Trumbach quotes some of Seraphina's contemporaries. One called her a Mollycull, 'one of the runners that carries messages between gentlemen ... going of sodomitical errands'. Another said that she had 'never heard she had any other name than the Princess Seraphina', and that she had 'seen him several times in women's clothes, she commonly used to wear a white gown and a scarlet cloak with her hair frizzled and curled all around her forehead; and then she would so flutter her fan and make such fine curtsies that you would not have known her from a woman: she takes great delight in balls and masquerades'.
However she sometimes dressed as a man. In 1732 John Cooper was the plaintiff in a court case in which he charged Thomas Gordon with forcing him to undress in Chelsea Fields in order to exchange his fine male clothes for those of Gordon. Gordon insisted that this was part of a deal in permitting Seraphina to bugger him.
- Randolph Trumbach. "The Birth of the Queen: Sodomy and the Emergence of Gender Equality in Modern Culture”. In Martin Baumal Duberman, Martha Vicinus & George Chauncey, Jr (eds) Hidden from History: Reclaiming the Gay and Lesbian Past. New York: New American Library 1989: 138-9.

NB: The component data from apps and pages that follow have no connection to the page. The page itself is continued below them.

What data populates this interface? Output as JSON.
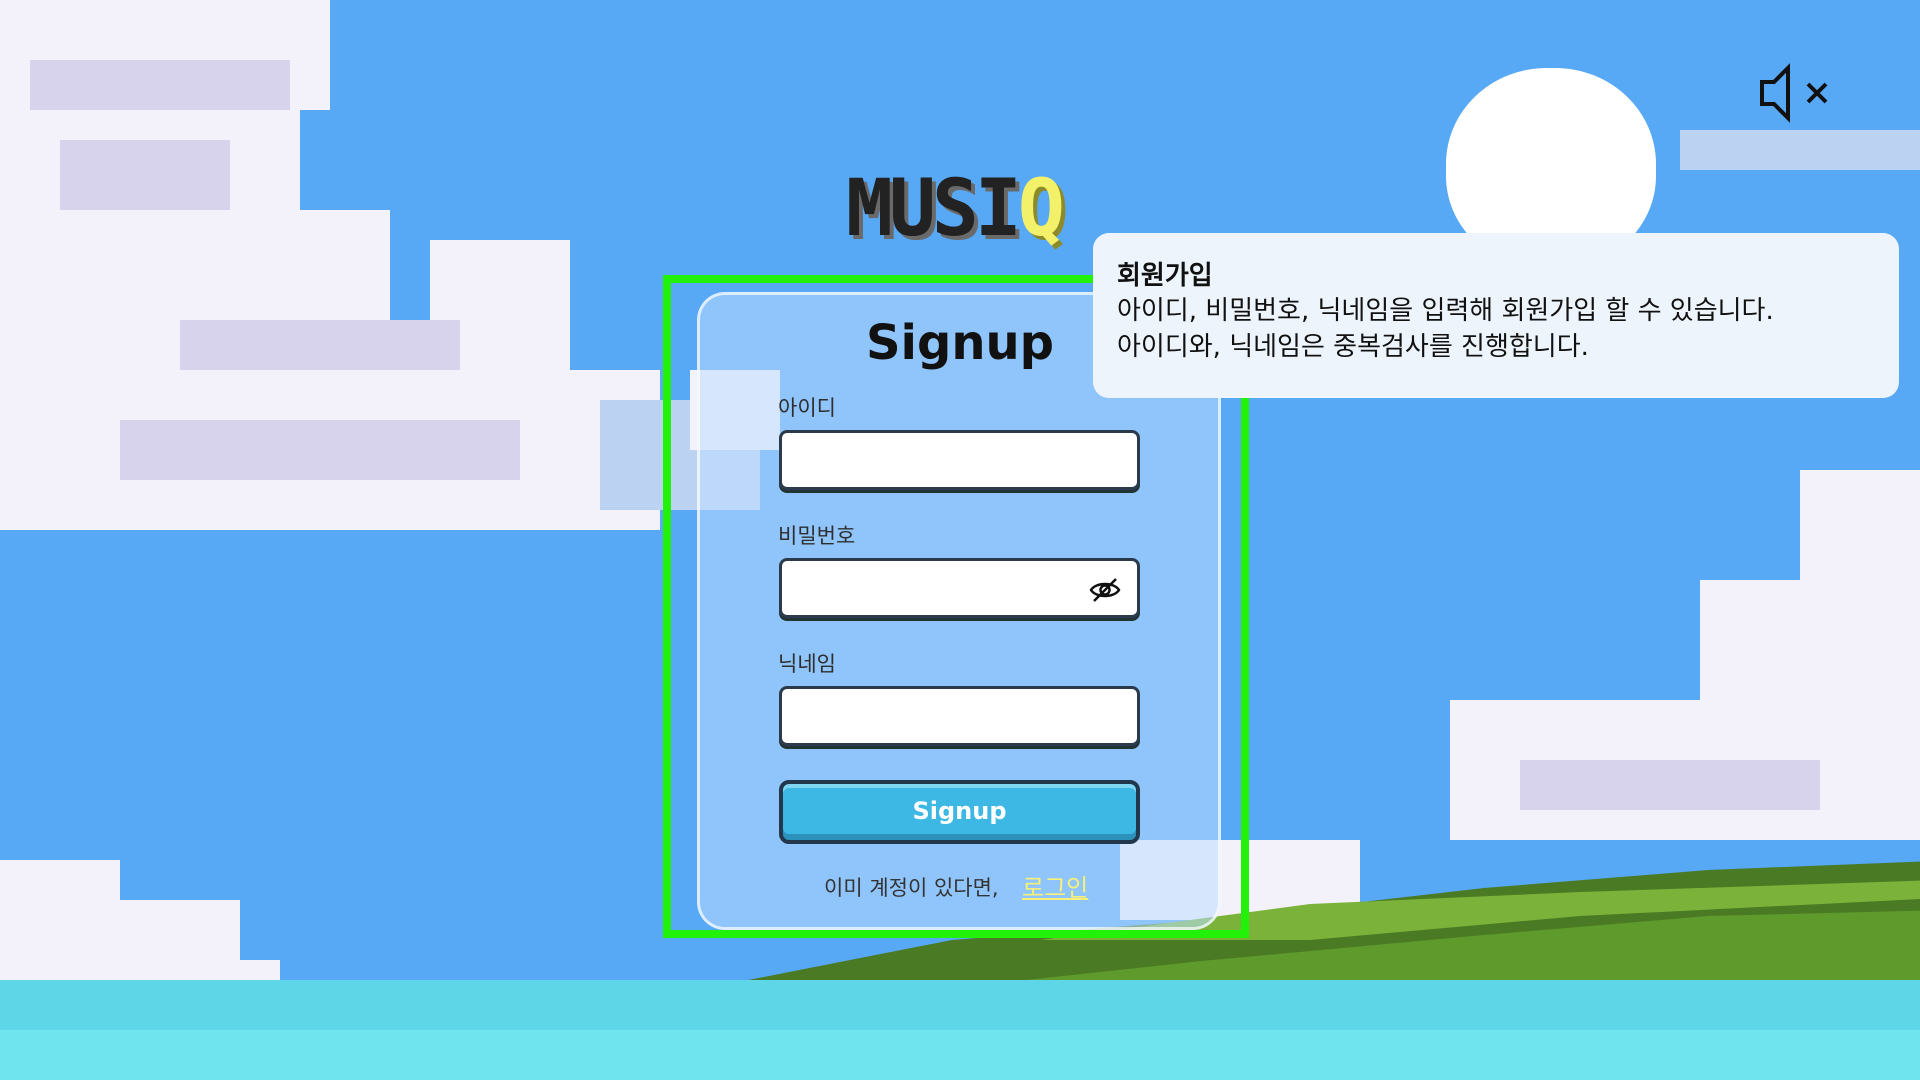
{
  "app": {
    "logo_main": "MUSI",
    "logo_accent": "Q"
  },
  "signup_form": {
    "title": "Signup",
    "id_label": "아이디",
    "id_value": "",
    "password_label": "비밀번호",
    "password_value": "",
    "nickname_label": "닉네임",
    "nickname_value": "",
    "submit_label": "Signup",
    "footer_text": "이미 계정이 있다면,",
    "login_link": "로그인"
  },
  "tooltip": {
    "title": "회원가입",
    "line1": "아이디, 비밀번호, 닉네임을 입력해 회원가입 할 수 있습니다.",
    "line2": "아이디와, 닉네임은 중복검사를 진행합니다."
  },
  "icons": {
    "sound": "mute-speaker-icon",
    "password_toggle": "eye-slash-icon"
  },
  "colors": {
    "sky": "#57a8f5",
    "highlight": "#22f20a",
    "button": "#3db8e4",
    "link": "#f6f07a",
    "logo_accent": "#f3f06a"
  }
}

- Rictor Norton. “Princess Seraphina”. Homosexuality in Eighteenth-Century England. http://rictornorton.co.uk/eighteen/seraphin.htm